Let’s examine how helping out a loved one in kindness can provoke complex and expensive estate dispute litigation.
While taking care of your elderly father, you accompany him to his doctor’s appointments, take him grocery shopping, and help clean his house. As a thank you, your dad gifts you cash and a boat he no longer uses. This is fair, right?
According to Iowa estate law, accepting the gifts may be improper; acceptance could cost you money when your father’s Will enters probate.
Iowa estate law affirms that caring for an elderly or vulnerable person will cause legal confidential relationship formation if one party conveys total confidence and trust to the other. Said reliance creates a “quasi fiduciary position,” where the law imposes high legal obligations onto the dominant party to always work in the weaker party’s best interests.
Thus, kind acts like buying groceries or paying bills for an elderly parent may impose fiduciary legal duties on you if the parent entirely relies on your services.
However, not all good faith and loving deeds place you in a compromising confidential relationship with a loved one. The courts must consider the totality of circumstances when hearing undue influence cases, including examining the recipient’s age, mental capacity, business experience, etc.
Back to Our Example
Imagine now that your elder father showed signs of dementia and held several debilitating medical conditions before his death. Your sister, who lives in California, rarely visited or helped your father. So, your dad preferred to gift you the cash and boat instead of your sister.
After dad passes away, your sister feels you took advantage of your father and claims you unfairly hijacked her inheritance by accepting gifts from the estate. Spiteful litigation soon follows where you now must defend receiving gifts from your dad, who subsequently was mentally and physically ill at the time of the gifting. Most likely, the courts will order you to return the assets to the estate for proper probate disbursement among heirs.
Most parents give legitimate gifts to their loved ones during their elder years. But to avoid problems like John Hadsall faced, which occur more often than less, you should consult with a probate litigator before accepting gifts from someone you care for.

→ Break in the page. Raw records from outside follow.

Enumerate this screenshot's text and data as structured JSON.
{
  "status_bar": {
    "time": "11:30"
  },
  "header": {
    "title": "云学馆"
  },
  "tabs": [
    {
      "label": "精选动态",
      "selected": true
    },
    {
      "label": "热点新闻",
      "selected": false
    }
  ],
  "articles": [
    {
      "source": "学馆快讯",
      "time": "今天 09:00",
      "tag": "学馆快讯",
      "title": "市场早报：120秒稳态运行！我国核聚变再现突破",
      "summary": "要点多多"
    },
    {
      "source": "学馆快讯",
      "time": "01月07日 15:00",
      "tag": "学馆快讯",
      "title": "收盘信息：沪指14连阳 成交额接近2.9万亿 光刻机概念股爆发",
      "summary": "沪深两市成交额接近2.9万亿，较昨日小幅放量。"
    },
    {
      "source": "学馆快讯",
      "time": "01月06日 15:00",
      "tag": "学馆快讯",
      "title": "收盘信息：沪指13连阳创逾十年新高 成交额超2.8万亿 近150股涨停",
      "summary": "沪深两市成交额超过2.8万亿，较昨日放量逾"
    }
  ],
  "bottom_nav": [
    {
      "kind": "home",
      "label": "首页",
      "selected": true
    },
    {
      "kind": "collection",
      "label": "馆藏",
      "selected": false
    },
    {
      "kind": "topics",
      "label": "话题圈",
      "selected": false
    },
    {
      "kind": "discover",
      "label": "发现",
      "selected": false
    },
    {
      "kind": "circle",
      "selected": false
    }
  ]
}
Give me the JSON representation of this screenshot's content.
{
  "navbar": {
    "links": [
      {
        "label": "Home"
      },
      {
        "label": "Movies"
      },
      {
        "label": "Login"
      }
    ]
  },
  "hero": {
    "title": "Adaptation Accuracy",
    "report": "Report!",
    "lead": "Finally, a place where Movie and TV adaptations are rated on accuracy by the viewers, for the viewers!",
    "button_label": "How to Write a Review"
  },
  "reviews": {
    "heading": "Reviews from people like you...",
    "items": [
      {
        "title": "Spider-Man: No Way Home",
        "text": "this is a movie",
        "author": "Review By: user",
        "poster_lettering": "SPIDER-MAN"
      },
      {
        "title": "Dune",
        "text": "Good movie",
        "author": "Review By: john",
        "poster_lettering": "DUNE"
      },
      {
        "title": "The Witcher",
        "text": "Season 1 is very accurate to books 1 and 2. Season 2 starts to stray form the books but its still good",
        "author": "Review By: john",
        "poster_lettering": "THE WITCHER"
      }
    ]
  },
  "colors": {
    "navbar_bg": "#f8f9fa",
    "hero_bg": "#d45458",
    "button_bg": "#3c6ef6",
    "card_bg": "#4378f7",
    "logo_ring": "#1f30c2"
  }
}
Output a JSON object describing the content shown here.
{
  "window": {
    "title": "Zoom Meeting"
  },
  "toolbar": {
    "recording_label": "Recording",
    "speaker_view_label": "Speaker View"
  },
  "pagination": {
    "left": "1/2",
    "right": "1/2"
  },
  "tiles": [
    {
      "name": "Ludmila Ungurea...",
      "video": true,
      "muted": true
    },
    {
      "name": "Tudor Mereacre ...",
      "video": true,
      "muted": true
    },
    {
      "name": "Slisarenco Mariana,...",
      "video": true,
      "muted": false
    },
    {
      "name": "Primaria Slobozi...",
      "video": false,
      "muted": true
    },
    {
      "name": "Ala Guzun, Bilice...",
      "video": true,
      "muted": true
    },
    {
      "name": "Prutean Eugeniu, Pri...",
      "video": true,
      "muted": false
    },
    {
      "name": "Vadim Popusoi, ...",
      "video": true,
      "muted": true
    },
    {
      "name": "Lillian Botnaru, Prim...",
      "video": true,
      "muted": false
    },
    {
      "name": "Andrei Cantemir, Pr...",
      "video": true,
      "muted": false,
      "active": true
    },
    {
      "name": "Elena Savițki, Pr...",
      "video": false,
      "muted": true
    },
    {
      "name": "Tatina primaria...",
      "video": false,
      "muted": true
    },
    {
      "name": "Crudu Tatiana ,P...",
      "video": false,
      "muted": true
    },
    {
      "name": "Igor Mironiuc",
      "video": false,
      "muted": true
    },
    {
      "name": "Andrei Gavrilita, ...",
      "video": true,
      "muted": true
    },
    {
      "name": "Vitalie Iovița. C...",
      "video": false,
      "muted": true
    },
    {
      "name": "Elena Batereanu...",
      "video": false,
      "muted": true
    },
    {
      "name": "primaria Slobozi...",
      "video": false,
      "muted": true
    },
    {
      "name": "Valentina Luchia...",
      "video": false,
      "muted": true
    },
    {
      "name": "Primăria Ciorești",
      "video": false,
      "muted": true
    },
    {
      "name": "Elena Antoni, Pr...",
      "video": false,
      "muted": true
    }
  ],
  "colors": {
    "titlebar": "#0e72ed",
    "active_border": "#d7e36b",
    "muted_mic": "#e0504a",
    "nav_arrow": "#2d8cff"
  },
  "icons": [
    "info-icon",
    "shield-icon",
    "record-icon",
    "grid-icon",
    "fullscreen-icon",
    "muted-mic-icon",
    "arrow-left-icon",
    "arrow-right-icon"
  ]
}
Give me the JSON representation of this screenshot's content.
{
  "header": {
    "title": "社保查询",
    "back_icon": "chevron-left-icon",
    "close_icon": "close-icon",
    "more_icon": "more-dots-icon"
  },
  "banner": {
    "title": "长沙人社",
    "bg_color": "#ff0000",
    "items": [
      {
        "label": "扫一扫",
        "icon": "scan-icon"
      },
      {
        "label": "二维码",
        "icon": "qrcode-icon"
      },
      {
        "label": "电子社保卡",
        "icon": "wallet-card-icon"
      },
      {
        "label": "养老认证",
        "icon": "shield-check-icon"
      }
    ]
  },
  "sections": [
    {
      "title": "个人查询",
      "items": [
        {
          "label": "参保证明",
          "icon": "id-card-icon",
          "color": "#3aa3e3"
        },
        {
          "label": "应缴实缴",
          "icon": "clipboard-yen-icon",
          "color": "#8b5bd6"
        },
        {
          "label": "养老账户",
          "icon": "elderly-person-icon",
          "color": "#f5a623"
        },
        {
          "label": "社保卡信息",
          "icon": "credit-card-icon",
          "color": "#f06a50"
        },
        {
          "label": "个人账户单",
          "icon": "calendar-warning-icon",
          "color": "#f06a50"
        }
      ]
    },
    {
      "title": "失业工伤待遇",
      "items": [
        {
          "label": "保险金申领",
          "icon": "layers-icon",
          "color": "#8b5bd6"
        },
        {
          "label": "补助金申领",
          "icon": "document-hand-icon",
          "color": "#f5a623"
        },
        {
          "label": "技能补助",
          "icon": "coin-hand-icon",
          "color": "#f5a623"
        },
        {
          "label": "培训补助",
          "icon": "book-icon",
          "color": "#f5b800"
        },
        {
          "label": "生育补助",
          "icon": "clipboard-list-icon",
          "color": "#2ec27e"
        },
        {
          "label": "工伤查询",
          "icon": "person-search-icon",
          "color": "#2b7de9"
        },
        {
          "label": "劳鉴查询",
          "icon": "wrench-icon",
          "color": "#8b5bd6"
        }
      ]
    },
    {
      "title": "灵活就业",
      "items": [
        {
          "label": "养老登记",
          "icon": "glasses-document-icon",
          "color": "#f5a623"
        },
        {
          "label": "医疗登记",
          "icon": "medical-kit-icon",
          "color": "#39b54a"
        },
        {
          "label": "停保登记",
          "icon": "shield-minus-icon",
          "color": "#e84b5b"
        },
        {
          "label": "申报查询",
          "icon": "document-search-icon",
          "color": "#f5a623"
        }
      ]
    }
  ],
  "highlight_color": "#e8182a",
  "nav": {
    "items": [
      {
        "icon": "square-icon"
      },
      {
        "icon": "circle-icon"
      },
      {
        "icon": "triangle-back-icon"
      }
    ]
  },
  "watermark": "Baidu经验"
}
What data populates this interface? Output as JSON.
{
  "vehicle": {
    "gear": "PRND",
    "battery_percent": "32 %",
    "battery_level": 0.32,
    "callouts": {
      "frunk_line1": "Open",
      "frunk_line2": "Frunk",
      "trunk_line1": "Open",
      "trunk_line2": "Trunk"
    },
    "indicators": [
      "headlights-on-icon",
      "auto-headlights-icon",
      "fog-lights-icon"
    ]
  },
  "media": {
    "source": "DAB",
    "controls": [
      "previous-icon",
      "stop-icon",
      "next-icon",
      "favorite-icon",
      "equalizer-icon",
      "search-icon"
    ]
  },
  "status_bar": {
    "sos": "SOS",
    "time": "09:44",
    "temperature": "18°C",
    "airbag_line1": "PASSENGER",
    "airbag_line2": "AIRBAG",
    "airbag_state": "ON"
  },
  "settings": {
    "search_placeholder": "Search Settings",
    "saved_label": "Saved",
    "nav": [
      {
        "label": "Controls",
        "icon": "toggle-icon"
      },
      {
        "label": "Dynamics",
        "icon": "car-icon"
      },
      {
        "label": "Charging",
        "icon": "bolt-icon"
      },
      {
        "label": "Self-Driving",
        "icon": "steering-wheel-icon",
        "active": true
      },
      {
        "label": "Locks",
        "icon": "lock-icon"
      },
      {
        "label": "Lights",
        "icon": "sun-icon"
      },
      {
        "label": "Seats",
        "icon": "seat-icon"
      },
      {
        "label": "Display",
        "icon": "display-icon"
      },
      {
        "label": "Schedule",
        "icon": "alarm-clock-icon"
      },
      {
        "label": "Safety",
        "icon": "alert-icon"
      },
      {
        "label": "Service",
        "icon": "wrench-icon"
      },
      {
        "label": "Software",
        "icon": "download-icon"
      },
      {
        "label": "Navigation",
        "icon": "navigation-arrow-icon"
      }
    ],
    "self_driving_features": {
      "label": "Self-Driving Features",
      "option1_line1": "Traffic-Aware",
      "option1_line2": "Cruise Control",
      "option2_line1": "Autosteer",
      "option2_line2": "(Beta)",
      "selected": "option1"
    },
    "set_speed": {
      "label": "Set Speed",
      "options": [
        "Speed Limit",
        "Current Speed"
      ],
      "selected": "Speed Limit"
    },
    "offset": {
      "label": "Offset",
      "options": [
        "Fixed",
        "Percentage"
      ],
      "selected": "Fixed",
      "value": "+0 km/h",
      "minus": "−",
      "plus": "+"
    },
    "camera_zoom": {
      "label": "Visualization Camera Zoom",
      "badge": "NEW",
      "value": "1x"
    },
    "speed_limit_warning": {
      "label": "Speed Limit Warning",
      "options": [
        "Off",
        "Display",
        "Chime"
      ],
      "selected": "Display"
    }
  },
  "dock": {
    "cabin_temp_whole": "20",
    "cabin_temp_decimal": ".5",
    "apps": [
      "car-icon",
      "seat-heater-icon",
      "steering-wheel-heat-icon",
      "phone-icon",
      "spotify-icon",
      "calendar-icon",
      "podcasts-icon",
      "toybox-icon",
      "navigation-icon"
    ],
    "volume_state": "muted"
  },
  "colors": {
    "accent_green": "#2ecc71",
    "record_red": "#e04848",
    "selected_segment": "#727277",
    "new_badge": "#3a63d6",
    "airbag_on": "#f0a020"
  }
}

Doing so will ensure that the bequeaths you receive are well documented and include transparency, reducing your legal risk and you facing an expensive probate dispute lawsuit later on.